Effective--a database of predicted secreted bacterial proteins.

Protein secretion is a key virulence mechanism of pathogenic and symbiotic bacteria, which makes the investigation of secreted proteins ('effectors') crucial for understanding the molecular bacterium-host interactions. Effective ( is a database of predicted bacterial secreted proteins, implementing two complementary prediction strategies for protein secretion: the identification of eukaryotic-like protein domains and the recognition of signal peptides in amino acid sequences. The Effective web portal provides user-friendly tools for browsing and retrieving comprehensive precalculated predictions for whole bacterial genomes as well as for the interactive prediction of effectors in user-provided protein sequences.

Jehl MA, Arnold R, Rattei T
2011 - Nucleic Acids Res., D591-5

Targeting effectors: the molecular recognition of Type III secreted proteins.

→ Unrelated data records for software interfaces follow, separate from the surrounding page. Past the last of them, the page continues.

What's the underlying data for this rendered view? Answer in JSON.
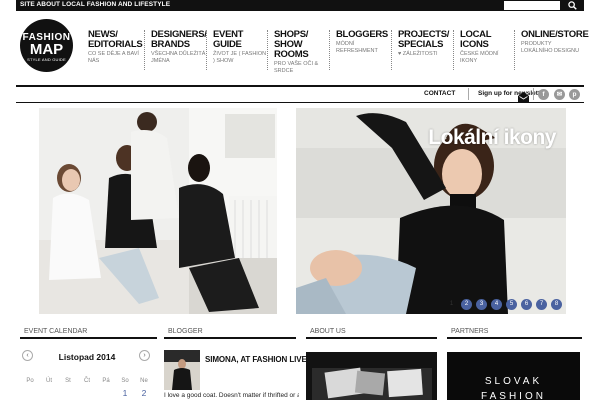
{
  "topbar": {
    "tagline": "SITE ABOUT LOCAL FASHION AND LIFESTYLE",
    "search_placeholder": "",
    "search_icon": "search-icon"
  },
  "logo": {
    "line1": "FASHION",
    "line2": "MAP",
    "line3": "STYLE AND GUIDE"
  },
  "nav": [
    {
      "title": "NEWS/\nEDITORIALS",
      "sub": "CO SE DĚJE A BAVÍ NÁS"
    },
    {
      "title": "DESIGNERS/\nBRANDS",
      "sub": "VŠECHNA DŮLEŽITÁ JMÉNA"
    },
    {
      "title": "EVENT GUIDE",
      "sub": "ŽIVOT JE ( FASHION ) SHOW"
    },
    {
      "title": "SHOPS/ SHOW\nROOMS",
      "sub": "PRO VAŠE OČI & SRDCE"
    },
    {
      "title": "BLOGGERS",
      "sub": "MÓDNÍ REFRESHMENT"
    },
    {
      "title": "PROJECTS/\nSPECIALS",
      "sub": "♥ ZÁLEŽITOSTI"
    },
    {
      "title": "LOCAL ICONS",
      "sub": "ČESKÉ MÓDNÍ IKONY"
    },
    {
      "title": "ONLINE/STORE",
      "sub": "PRODUKTY LOKÁLNÍHO DESIGNU"
    }
  ],
  "util": {
    "contact": "CONTACT",
    "newsletter": "Sign up for newsletter",
    "social_icons": [
      "facebook-icon",
      "email-icon",
      "pinterest-icon"
    ],
    "social_glyphs": [
      "f",
      "✉",
      "p"
    ]
  },
  "slider": {
    "title": "Lokální ikony",
    "dots": [
      "1",
      "2",
      "3",
      "4",
      "5",
      "6",
      "7",
      "8"
    ],
    "active": 1
  },
  "sections": {
    "calendar": "EVENT CALENDAR",
    "blogger": "BLOGGER",
    "about": "ABOUT US",
    "partners": "PARTNERS"
  },
  "calendar": {
    "month": "Listopad 2014",
    "prev": "‹",
    "next": "›",
    "days": [
      "Po",
      "Út",
      "St",
      "Čt",
      "Pá",
      "So",
      "Ne"
    ],
    "first_dates": [
      "1",
      "2"
    ]
  },
  "blog": {
    "title": "SIMONA, AT FASHION LIVE!",
    "excerpt": "I love a good coat. Doesn't matter if thrifted or a"
  },
  "partners": {
    "line1": "SLOVAK",
    "line2": "FASHION"
  },
  "colors": {
    "accent": "#4a62a0",
    "dark": "#111111"
  }
}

The Type III secretion system (TTSS) facilitates the export of effector proteins from pathogenic and symbiotic Gram-negative bacteria into the cytosol of eukaryotic host cells. The current functional and evolutionary knowledge on the molecular recognition of TTSS substrates and computational models of the secretion signal are discussed in this review.

Arnold R, Jehl A, Rattei T
2010 - Microbes Infect., 5: 346-58

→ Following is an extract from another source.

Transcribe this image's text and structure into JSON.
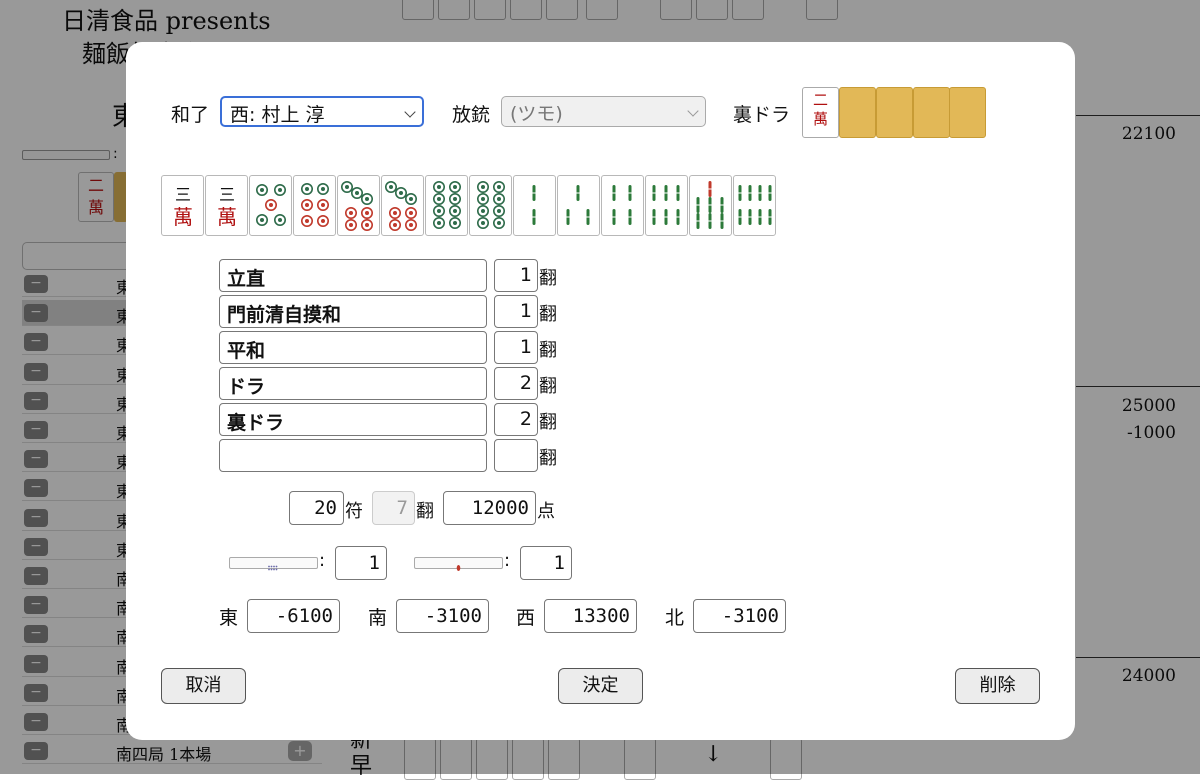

Sequence-based prediction of type III secreted proteins.

The type III secretion system (TTSS) is a key mechanism for host cell interaction used by a variety of bacterial pathogens and symbionts of plants and animals including humans. The TTSS represents a molecular syringe with which the bacteria deliver effector proteins directly into the host cell cytosol. Despite the importance of the TTSS for bacterial pathogenesis, recognition and targeting of type III secreted proteins has up until now been poorly understood. Several hypotheses are discussed, including an mRNA-based signal, a chaperon-mediated process, or an N-terminal signal peptide. In this study, we systematically analyzed the amino acid composition and secondary structure of N-termini of 100 experimentally verified effector proteins. Based on this, we developed a machine-learning approach for the prediction of TTSS effector proteins, taking into account N-terminal sequence features such as frequencies of amino acids, short peptides, or residues with certain physico-chemical properties. The resulting computational model revealed a strong type III secretion signal in the N-terminus that can be used to detect effectors with sensitivity of approximately 71% and selectivity of approximately 85%. This signal seems to be taxonomically universal and conserved among animal pathogens and plant symbionts, since we could successfully detect effector proteins if the respective group was excluded from training. The application of our prediction approach to 739 complete bacterial and archaeal genome sequences resulted in the identification of between 0% and 12% putative TTSS effector proteins. Comparison of effector proteins with orthologs that are not secreted by the TTSS showed no clear pattern of signal acquisition by fusion, suggesting convergent evolutionary processes shaping the type III secretion signal. The newly developed program EffectiveT3 ( is the first universal in silico prediction program for the identification of novel TTSS effectors. Our findings will facilitate further studies on and improve our understanding of type III secretion and its role in pathogen-host interactions.

Arnold R, Brandmaier S, Kleine F, Tischler P, Heinz E, Behrens S, Niinikoski A, Mewes HW, Horn M, Rattei T
2009 - PLoS Pathog., 4: e1000376